All the tributaries who participated in the 4:30 p.m. Hunger Games Escape Room at Cherry Hills Library were eliminated from the game on Monday.
Tributaries had to work together (or against each other) to unlock boxes and bags with clues to help escape and become Hunger Games victors. Each tributary had two lives, or green dots, that if taken meant they were eliminated and would have to watch from the sidelines.
Several tributaries lost one life throughout the hour-long game, but in the end, nobody could open the last bag to help them escape, and all joined the fallen. The escape room is a cross between a mini–Meow Wolf and a George Orwell exhibit, with hidden clues scattered among the dystopian artwork and props that participants had to find by unraveling secret messages and solving various puzzles.
Library paraprofessional Claire Gutierrez oversaw the games and monitored tributaries’ activities. She provided additional hints and made sure keys and locks were returned to her. She said Cherry Hills hosts an escape room about once every three months, but the Hunger Games was postponed a month because of unforeseen circumstances.

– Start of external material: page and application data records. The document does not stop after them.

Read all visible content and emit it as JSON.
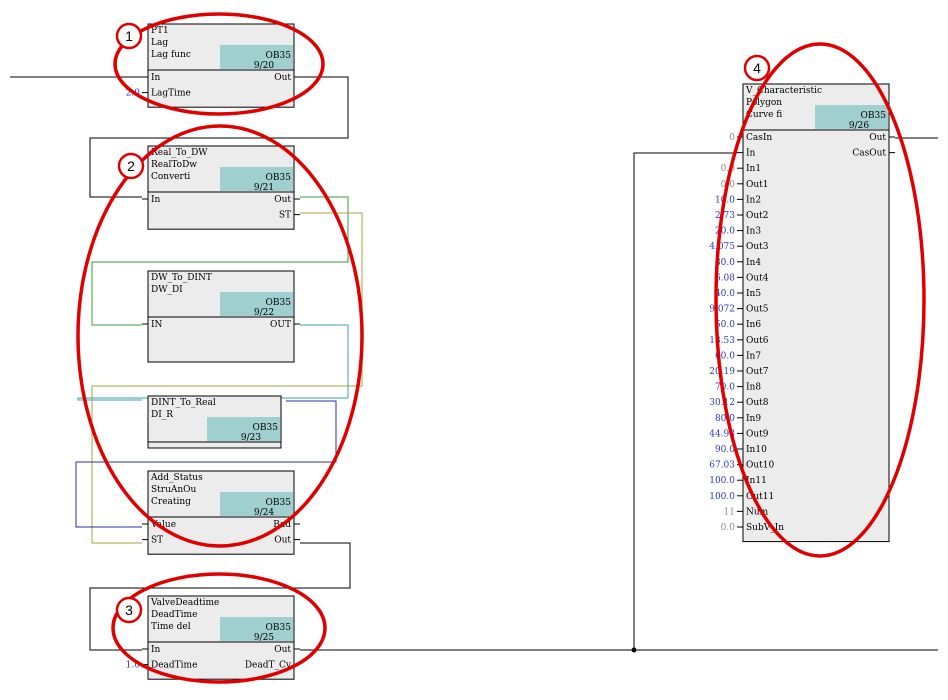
{
  "blocks": [
    {
      "id": "pt1",
      "lines": [
        "PT1",
        "Lag",
        "Lag func"
      ],
      "ob": "OB35",
      "seq": "9/20",
      "in_ports": [
        {
          "name": "In"
        },
        {
          "name": "LagTime",
          "value": "2.0"
        }
      ],
      "out_ports": [
        "Out"
      ]
    },
    {
      "id": "real-to-dw",
      "lines": [
        "Real_To_DW",
        "RealToDw",
        "Converti"
      ],
      "ob": "OB35",
      "seq": "9/21",
      "in_ports": [
        {
          "name": "In"
        }
      ],
      "out_ports": [
        "Out",
        "ST"
      ]
    },
    {
      "id": "dw-to-dint",
      "lines": [
        "DW_To_DINT",
        "DW_DI"
      ],
      "ob": "OB35",
      "seq": "9/22",
      "in_ports": [
        {
          "name": "IN"
        }
      ],
      "out_ports": [
        "OUT"
      ]
    },
    {
      "id": "dint-to-real",
      "lines": [
        "DINT_To_Real",
        "DI_R"
      ],
      "ob": "OB35",
      "seq": "9/23",
      "in_ports": [],
      "out_ports": []
    },
    {
      "id": "add-status",
      "lines": [
        "Add_Status",
        "StruAnOu",
        "Creating"
      ],
      "ob": "OB35",
      "seq": "9/24",
      "in_ports": [
        {
          "name": "Value"
        },
        {
          "name": "ST"
        }
      ],
      "out_ports": [
        "Bad",
        "Out"
      ]
    },
    {
      "id": "valve-deadtime",
      "lines": [
        "ValveDeadtime",
        "DeadTime",
        "Time del"
      ],
      "ob": "OB35",
      "seq": "9/25",
      "in_ports": [
        {
          "name": "In"
        },
        {
          "name": "DeadTime",
          "value": "1.0"
        }
      ],
      "out_ports": [
        "Out",
        "DeadT_Cy"
      ]
    },
    {
      "id": "v-characteristic",
      "lines": [
        "V_Characteristic",
        "Polygon",
        "Curve fi"
      ],
      "ob": "OB35",
      "seq": "9/26",
      "in_ports": [
        {
          "name": "CasIn",
          "value": "0"
        },
        {
          "name": "In"
        },
        {
          "name": "In1",
          "value": "0.0"
        },
        {
          "name": "Out1",
          "value": "0.0"
        },
        {
          "name": "In2",
          "value": "10.0"
        },
        {
          "name": "Out2",
          "value": "2.73"
        },
        {
          "name": "In3",
          "value": "20.0"
        },
        {
          "name": "Out3",
          "value": "4.075"
        },
        {
          "name": "In4",
          "value": "30.0"
        },
        {
          "name": "Out4",
          "value": "6.08"
        },
        {
          "name": "In5",
          "value": "40.0"
        },
        {
          "name": "Out5",
          "value": "9.072"
        },
        {
          "name": "In6",
          "value": "50.0"
        },
        {
          "name": "Out6",
          "value": "13.53"
        },
        {
          "name": "In7",
          "value": "60.0"
        },
        {
          "name": "Out7",
          "value": "20.19"
        },
        {
          "name": "In8",
          "value": "70.0"
        },
        {
          "name": "Out8",
          "value": "30.12"
        },
        {
          "name": "In9",
          "value": "80.0"
        },
        {
          "name": "Out9",
          "value": "44.93"
        },
        {
          "name": "In10",
          "value": "90.0"
        },
        {
          "name": "Out10",
          "value": "67.03"
        },
        {
          "name": "In11",
          "value": "100.0"
        },
        {
          "name": "Out11",
          "value": "100.0"
        },
        {
          "name": "Num",
          "value": "11"
        },
        {
          "name": "SubV_In",
          "value": "0.0"
        }
      ],
      "out_ports": [
        "Out",
        "CasOut"
      ]
    }
  ],
  "callouts": [
    {
      "number": "1"
    },
    {
      "number": "2"
    },
    {
      "number": "3"
    },
    {
      "number": "4"
    }
  ],
  "colors": {
    "block_fill": "#ececec",
    "header_fill": "#9fcfce",
    "wire": "#000000",
    "wire_green": "#3a9a3a",
    "wire_olive": "#a8a040",
    "wire_teal": "#3aa0a8",
    "wire_blue": "#2a30a0",
    "value_blue": "#2a38c8",
    "value_gray": "#8a8a8a",
    "callout_red": "#e00000"
  }
}
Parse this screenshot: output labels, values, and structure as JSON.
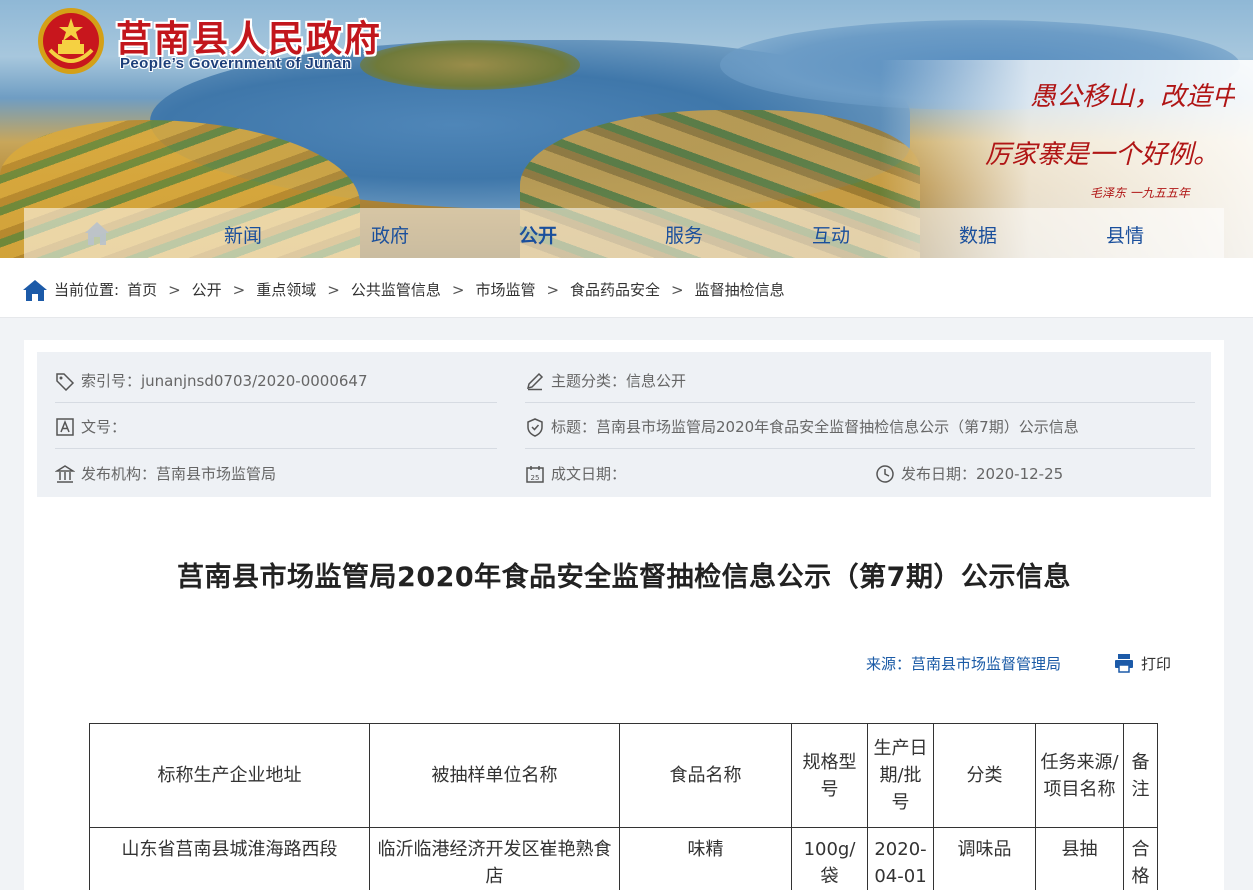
{
  "header": {
    "site_title": "莒南县人民政府",
    "site_subtitle": "People’s Government of Junan",
    "calligraphy_line1": "愚公移山，改造中国。",
    "calligraphy_line2": "厉家寨是一个好例。",
    "calligraphy_signature": "毛泽东 一九五五年"
  },
  "nav": {
    "items": [
      {
        "label": "新闻"
      },
      {
        "label": "政府"
      },
      {
        "label": "公开",
        "active": true
      },
      {
        "label": "服务"
      },
      {
        "label": "互动"
      },
      {
        "label": "数据"
      },
      {
        "label": "县情"
      }
    ]
  },
  "breadcrumb": {
    "prefix": "当前位置:",
    "items": [
      "首页",
      "公开",
      "重点领域",
      "公共监管信息",
      "市场监管",
      "食品药品安全",
      "监督抽检信息"
    ],
    "separator": ">"
  },
  "meta": {
    "index_no": "索引号：junanjnsd0703/2020-0000647",
    "topic": "主题分类：信息公开",
    "doc_no": "文号：",
    "title": "标题：莒南县市场监管局2020年食品安全监督抽检信息公示（第7期）公示信息",
    "publisher": "发布机构：莒南县市场监管局",
    "written_date": "成文日期：",
    "publish_date": "发布日期：2020-12-25"
  },
  "article": {
    "title": "莒南县市场监管局2020年食品安全监督抽检信息公示（第7期）公示信息",
    "source": "来源：莒南县市场监督管理局",
    "print_label": "打印"
  },
  "table": {
    "headers": [
      "标称生产企业地址",
      "被抽样单位名称",
      "食品名称",
      "规格型号",
      "生产日期/批号",
      "分类",
      "任务来源/项目名称",
      "备注"
    ],
    "rows": [
      [
        "山东省莒南县城淮海路西段",
        "临沂临港经济开发区崔艳熟食店",
        "味精",
        "100g/袋",
        "2020-04-01",
        "调味品",
        "县抽",
        "合格"
      ]
    ]
  },
  "colors": {
    "brand_red": "#c2161c",
    "nav_blue": "#1a4f9c",
    "link_blue": "#1a5aa6",
    "meta_bg": "#eef1f5"
  },
  "icons": {
    "home": "home-icon",
    "index": "tag-icon",
    "topic": "edit-icon",
    "doc_no": "doc-number-icon",
    "title": "shield-check-icon",
    "publisher": "building-icon",
    "written_date": "calendar-icon",
    "publish_date": "clock-icon",
    "print": "printer-icon"
  }
}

“I do all the escape rooms here at Cherry Hills,” Gutierrez said. “I just come up with different themes each time. And you know, Harry Potter was really, extremely popular. I’ve done Alice in Wonderland as well. And actually, a coworker was just like, ‘You should do Hunger Games and have them all kill each other,’ kind of like joking. And I was like, ‘You know what? I’m going to run with that.’”
When asked which escape room was the hardest, Gutierrez said, “I think this one because it has that elimination factor on top of it. I’ve never been to an escape room like that or seen one. So, having that added into the escape room was a little bit of a challenge. So, this is the first time doing that. I’m kind of seeing how it plays out. So far, it’s been so-so. Trying to kind of work out the kinks and everything, but I think it’s pretty good so far.”
Gutierrez said there are several benefits to partaking in an escape room. “You know, escape rooms are team building. That’s the big part of doing escape rooms for kids, teens, adults. And I get a big thrill out of it myself. I love puzzles and so I just want to share that with as many people as I can,” she said.
As of Monday evening, 12 seats were still available for the 4:30-5:30 p.m. Hunger Games Escape Room for Tuesday, Dec. 20. There were only three seats available for the 6:30-7:30 p.m. slot.
The next escape room at Cherry Hills Library will be sometime in February. Gutierrez said the room will be called Escape the Plane and that it’s not related to any book like the Hunger Games.
Anyone interested in joining the next escape room can register on the Cherry Hills Library website when it is listed on the calendar of events. Registration is on a first-come, first-serve basis and is limited to 12 seats.